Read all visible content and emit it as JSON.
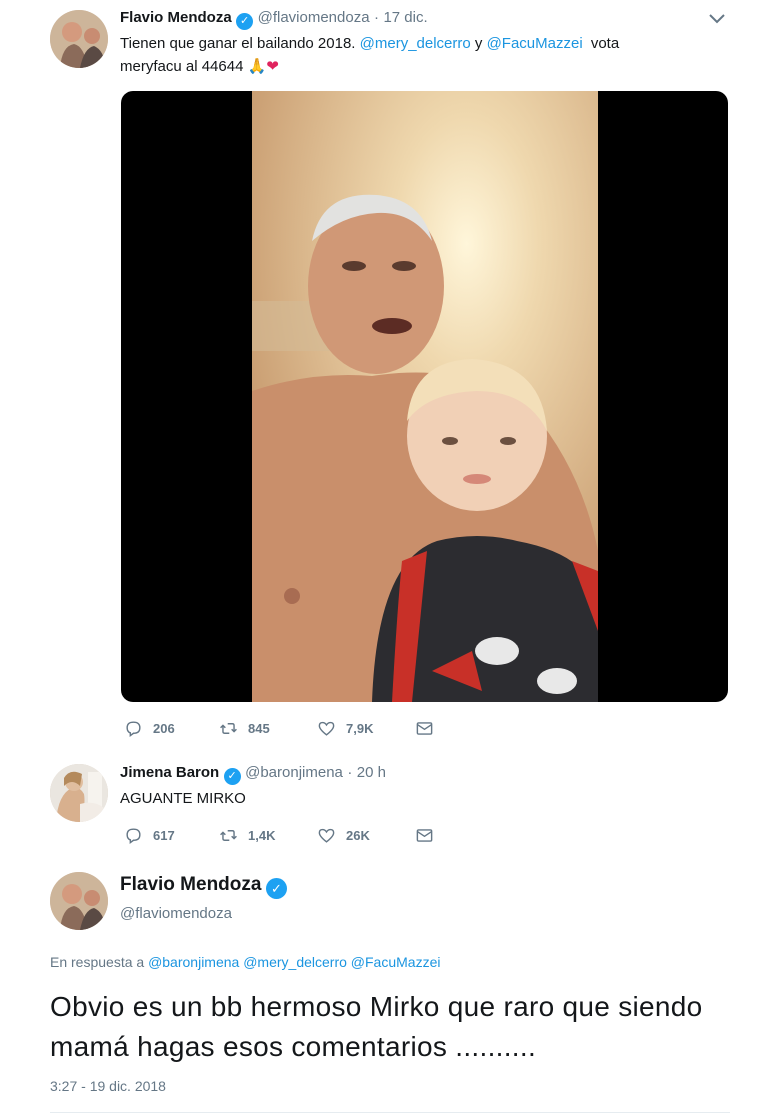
{
  "tweet1": {
    "name": "Flavio Mendoza",
    "handle": "@flaviomendoza",
    "separator": "·",
    "time": "17 dic.",
    "text_part1": "Tienen que ganar el bailando 2018.",
    "mention1": "@mery_delcerro",
    "conjunction": "y",
    "mention2": "@FacuMazzei",
    "text_part2": "vota",
    "text_line2": "meryfacu al 44644",
    "emoji": "🙏❤",
    "replies": "206",
    "retweets": "845",
    "likes": "7,9K"
  },
  "tweet2": {
    "name": "Jimena Baron",
    "handle": "@baronjimena",
    "separator": "·",
    "time": "20 h",
    "text": "AGUANTE MIRKO",
    "replies": "617",
    "retweets": "1,4K",
    "likes": "26K"
  },
  "tweet3": {
    "name": "Flavio Mendoza",
    "handle": "@flaviomendoza",
    "reply_prefix": "En respuesta a",
    "reply_mentions": [
      "@baronjimena",
      "@mery_delcerro",
      "@FacuMazzei"
    ],
    "text": "Obvio es un bb hermoso Mirko que raro que siendo mamá hagas esos comentarios ..........",
    "timestamp": "3:27 - 19 dic. 2018"
  },
  "icons": {
    "reply": "reply-icon",
    "retweet": "retweet-icon",
    "like": "heart-icon",
    "dm": "envelope-icon",
    "verified": "verified-badge-icon",
    "more": "chevron-down-icon"
  },
  "colors": {
    "link": "#1b95e0",
    "muted": "#657786",
    "verified": "#1da1f2",
    "text": "#14171a"
  }
}
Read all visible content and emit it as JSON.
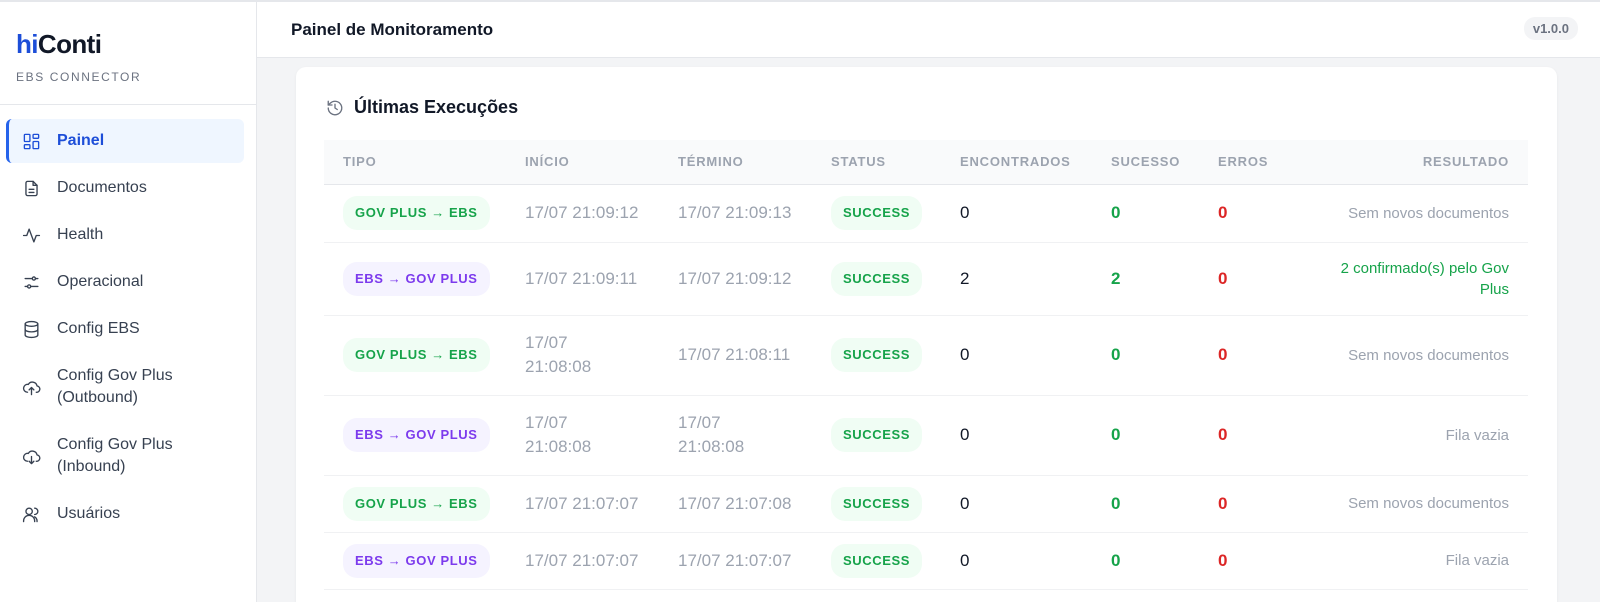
{
  "brand": {
    "logo_hi": "hi",
    "logo_conti": "Conti",
    "tagline": "EBS CONNECTOR"
  },
  "sidebar": {
    "items": [
      {
        "label": "Painel",
        "icon": "dashboard-icon",
        "active": true
      },
      {
        "label": "Documentos",
        "icon": "document-icon"
      },
      {
        "label": "Health",
        "icon": "activity-icon"
      },
      {
        "label": "Operacional",
        "icon": "sliders-icon"
      },
      {
        "label": "Config EBS",
        "icon": "database-icon"
      },
      {
        "label": "Config Gov Plus (Outbound)",
        "icon": "cloud-upload-icon"
      },
      {
        "label": "Config Gov Plus (Inbound)",
        "icon": "cloud-download-icon"
      },
      {
        "label": "Usuários",
        "icon": "users-icon"
      }
    ]
  },
  "header": {
    "title": "Painel de Monitoramento",
    "version": "v1.0.0"
  },
  "card": {
    "title": "Últimas Execuções",
    "icon": "history-icon",
    "columns": [
      "TIPO",
      "INÍCIO",
      "TÉRMINO",
      "STATUS",
      "ENCONTRADOS",
      "SUCESSO",
      "ERROS",
      "RESULTADO"
    ],
    "rows": [
      {
        "tipo": "GOV PLUS → EBS",
        "inicio": "17/07 21:09:12",
        "termino": "17/07 21:09:13",
        "status": "SUCCESS",
        "encontrados": "0",
        "sucesso": "0",
        "erros": "0",
        "resultado": "Sem novos documentos"
      },
      {
        "tipo": "EBS → GOV PLUS",
        "inicio": "17/07 21:09:11",
        "termino": "17/07 21:09:12",
        "status": "SUCCESS",
        "encontrados": "2",
        "sucesso": "2",
        "erros": "0",
        "resultado": "2 confirmado(s) pelo Gov Plus"
      },
      {
        "tipo": "GOV PLUS → EBS",
        "inicio": "17/07 21:08:08",
        "termino": "17/07 21:08:11",
        "status": "SUCCESS",
        "encontrados": "0",
        "sucesso": "0",
        "erros": "0",
        "resultado": "Sem novos documentos"
      },
      {
        "tipo": "EBS → GOV PLUS",
        "inicio": "17/07 21:08:08",
        "termino": "17/07 21:08:08",
        "status": "SUCCESS",
        "encontrados": "0",
        "sucesso": "0",
        "erros": "0",
        "resultado": "Fila vazia"
      },
      {
        "tipo": "GOV PLUS → EBS",
        "inicio": "17/07 21:07:07",
        "termino": "17/07 21:07:08",
        "status": "SUCCESS",
        "encontrados": "0",
        "sucesso": "0",
        "erros": "0",
        "resultado": "Sem novos documentos"
      },
      {
        "tipo": "EBS → GOV PLUS",
        "inicio": "17/07 21:07:07",
        "termino": "17/07 21:07:07",
        "status": "SUCCESS",
        "encontrados": "0",
        "sucesso": "0",
        "erros": "0",
        "resultado": "Fila vazia"
      }
    ]
  },
  "colors": {
    "accent": "#2563eb",
    "success": "#16a34a",
    "error": "#dc2626",
    "ebs_purple": "#7c3aed"
  }
}
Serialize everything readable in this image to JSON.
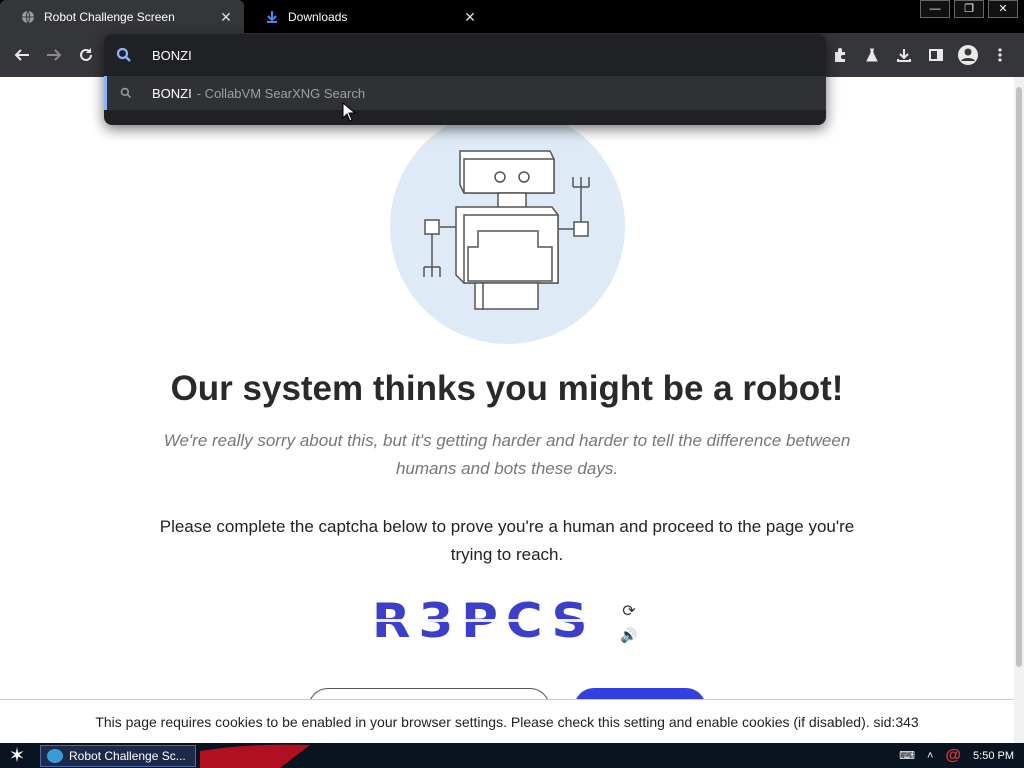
{
  "browser": {
    "tabs": [
      {
        "title": "Robot Challenge Screen",
        "icon": "globe-icon",
        "active": true
      },
      {
        "title": "Downloads",
        "icon": "download-icon",
        "active": false
      }
    ],
    "tab_close_glyph": "✕",
    "window_controls": {
      "minimize": "—",
      "restore": "❐",
      "close": "✕"
    },
    "omnibox": {
      "text": "BONZI",
      "suggestion_main": "BONZI",
      "suggestion_sub": "- CollabVM SearXNG Search"
    }
  },
  "page": {
    "headline": "Our system thinks you might be a robot!",
    "sorry": "We're really sorry about this, but it's getting harder and harder to tell the difference between humans and bots these days.",
    "instructions": "Please complete the captcha below to prove you're a human and proceed to the page you're trying to reach.",
    "captcha_text": "R3PCS",
    "captcha_refresh_glyph": "⟳",
    "captcha_audio_glyph": "🔊",
    "cookie_notice": "This page requires cookies to be enabled in your browser settings. Please check this setting and enable cookies (if disabled). sid:343"
  },
  "taskbar": {
    "start_glyph": "✶",
    "task_title": "Robot Challenge Sc...",
    "tray_keyboard": "⌨",
    "tray_caret": "˄",
    "tray_at": "@",
    "clock": "5:50 PM"
  },
  "colors": {
    "accent": "#8ab4f8",
    "captcha": "#3b3fcc",
    "submit": "#3340e0",
    "robot_circle": "#deebf7"
  }
}
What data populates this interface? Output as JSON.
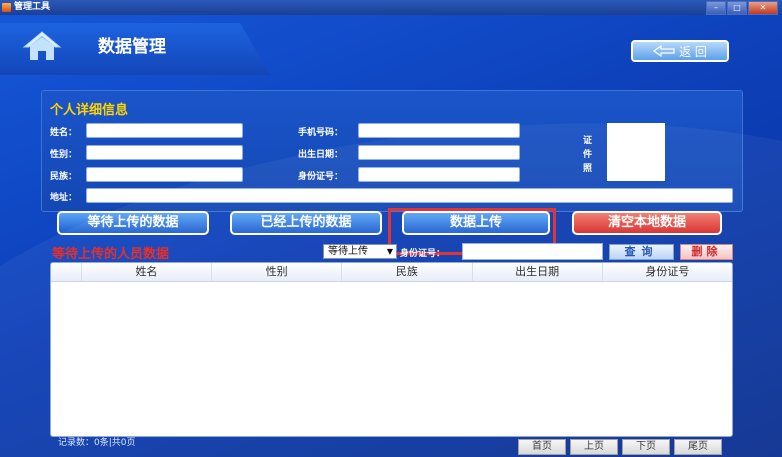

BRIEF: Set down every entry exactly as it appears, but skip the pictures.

TASK OUTPUT:
Read all visible content and emit it as JSON.
{
  "tweet1": {
    "name": "Flavio Mendoza",
    "handle": "@flaviomendoza",
    "separator": "·",
    "time": "17 dic.",
    "text_part1": "Tienen que ganar el bailando 2018.",
    "mention1": "@mery_delcerro",
    "conjunction": "y",
    "mention2": "@FacuMazzei",
    "text_part2": "vota",
    "text_line2": "meryfacu al 44644",
    "emoji": "🙏❤",
    "replies": "206",
    "retweets": "845",
    "likes": "7,9K"
  },
  "tweet2": {
    "name": "Jimena Baron",
    "handle": "@baronjimena",
    "separator": "·",
    "time": "20 h",
    "text": "AGUANTE MIRKO",
    "replies": "617",
    "retweets": "1,4K",
    "likes": "26K"
  },
  "tweet3": {
    "name": "Flavio Mendoza",
    "handle": "@flaviomendoza",
    "reply_prefix": "En respuesta a",
    "reply_mentions": [
      "@baronjimena",
      "@mery_delcerro",
      "@FacuMazzei"
    ],
    "text": "Obvio es un bb hermoso Mirko que raro que siendo mamá hagas esos comentarios ..........",
    "timestamp": "3:27 - 19 dic. 2018"
  },
  "icons": {
    "reply": "reply-icon",
    "retweet": "retweet-icon",
    "like": "heart-icon",
    "dm": "envelope-icon",
    "verified": "verified-badge-icon",
    "more": "chevron-down-icon"
  },
  "colors": {
    "link": "#1b95e0",
    "muted": "#657786",
    "verified": "#1da1f2",
    "text": "#14171a"
  }
}
Read all visible content and emit it as JSON.
{
  "brand": {
    "logo_hi": "hi",
    "logo_conti": "Conti",
    "tagline": "EBS CONNECTOR"
  },
  "sidebar": {
    "items": [
      {
        "label": "Painel",
        "icon": "dashboard-icon",
        "active": true
      },
      {
        "label": "Documentos",
        "icon": "document-icon"
      },
      {
        "label": "Health",
        "icon": "activity-icon"
      },
      {
        "label": "Operacional",
        "icon": "sliders-icon"
      },
      {
        "label": "Config EBS",
        "icon": "database-icon"
      },
      {
        "label": "Config Gov Plus (Outbound)",
        "icon": "cloud-upload-icon"
      },
      {
        "label": "Config Gov Plus (Inbound)",
        "icon": "cloud-download-icon"
      },
      {
        "label": "Usuários",
        "icon": "users-icon"
      }
    ]
  },
  "header": {
    "title": "Painel de Monitoramento",
    "version": "v1.0.0"
  },
  "card": {
    "title": "Últimas Execuções",
    "icon": "history-icon",
    "columns": [
      "TIPO",
      "INÍCIO",
      "TÉRMINO",
      "STATUS",
      "ENCONTRADOS",
      "SUCESSO",
      "ERROS",
      "RESULTADO"
    ],
    "rows": [
      {
        "tipo": "GOV PLUS → EBS",
        "inicio": "17/07 21:09:12",
        "termino": "17/07 21:09:13",
        "status": "SUCCESS",
        "encontrados": "0",
        "sucesso": "0",
        "erros": "0",
        "resultado": "Sem novos documentos"
      },
      {
        "tipo": "EBS → GOV PLUS",
        "inicio": "17/07 21:09:11",
        "termino": "17/07 21:09:12",
        "status": "SUCCESS",
        "encontrados": "2",
        "sucesso": "2",
        "erros": "0",
        "resultado": "2 confirmado(s) pelo Gov Plus"
      },
      {
        "tipo": "GOV PLUS → EBS",
        "inicio": "17/07 21:08:08",
        "termino": "17/07 21:08:11",
        "status": "SUCCESS",
        "encontrados": "0",
        "sucesso": "0",
        "erros": "0",
        "resultado": "Sem novos documentos"
      },
      {
        "tipo": "EBS → GOV PLUS",
        "inicio": "17/07 21:08:08",
        "termino": "17/07 21:08:08",
        "status": "SUCCESS",
        "encontrados": "0",
        "sucesso": "0",
        "erros": "0",
        "resultado": "Fila vazia"
      },
      {
        "tipo": "GOV PLUS → EBS",
        "inicio": "17/07 21:07:07",
        "termino": "17/07 21:07:08",
        "status": "SUCCESS",
        "encontrados": "0",
        "sucesso": "0",
        "erros": "0",
        "resultado": "Sem novos documentos"
      },
      {
        "tipo": "EBS → GOV PLUS",
        "inicio": "17/07 21:07:07",
        "termino": "17/07 21:07:07",
        "status": "SUCCESS",
        "encontrados": "0",
        "sucesso": "0",
        "erros": "0",
        "resultado": "Fila vazia"
      }
    ]
  },
  "colors": {
    "accent": "#2563eb",
    "success": "#16a34a",
    "error": "#dc2626",
    "ebs_purple": "#7c3aed"
  }
}
Serialize everything readable in this image to JSON.
{
  "browser": {
    "tabs": [
      {
        "title": "Robot Challenge Screen",
        "icon": "globe-icon",
        "active": true
      },
      {
        "title": "Downloads",
        "icon": "download-icon",
        "active": false
      }
    ],
    "tab_close_glyph": "✕",
    "window_controls": {
      "minimize": "—",
      "restore": "❐",
      "close": "✕"
    },
    "omnibox": {
      "text": "BONZI",
      "suggestion_main": "BONZI",
      "suggestion_sub": "- CollabVM SearXNG Search"
    }
  },
  "page": {
    "headline": "Our system thinks you might be a robot!",
    "sorry": "We're really sorry about this, but it's getting harder and harder to tell the difference between humans and bots these days.",
    "instructions": "Please complete the captcha below to prove you're a human and proceed to the page you're trying to reach.",
    "captcha_text": "R3PCS",
    "captcha_refresh_glyph": "⟳",
    "captcha_audio_glyph": "🔊",
    "cookie_notice": "This page requires cookies to be enabled in your browser settings. Please check this setting and enable cookies (if disabled). sid:343"
  },
  "taskbar": {
    "start_glyph": "✶",
    "task_title": "Robot Challenge Sc...",
    "tray_keyboard": "⌨",
    "tray_caret": "˄",
    "tray_at": "@",
    "clock": "5:50 PM"
  },
  "colors": {
    "accent": "#8ab4f8",
    "captcha": "#3b3fcc",
    "submit": "#3340e0",
    "robot_circle": "#deebf7"
  }
}
What data populates this interface? Output as JSON.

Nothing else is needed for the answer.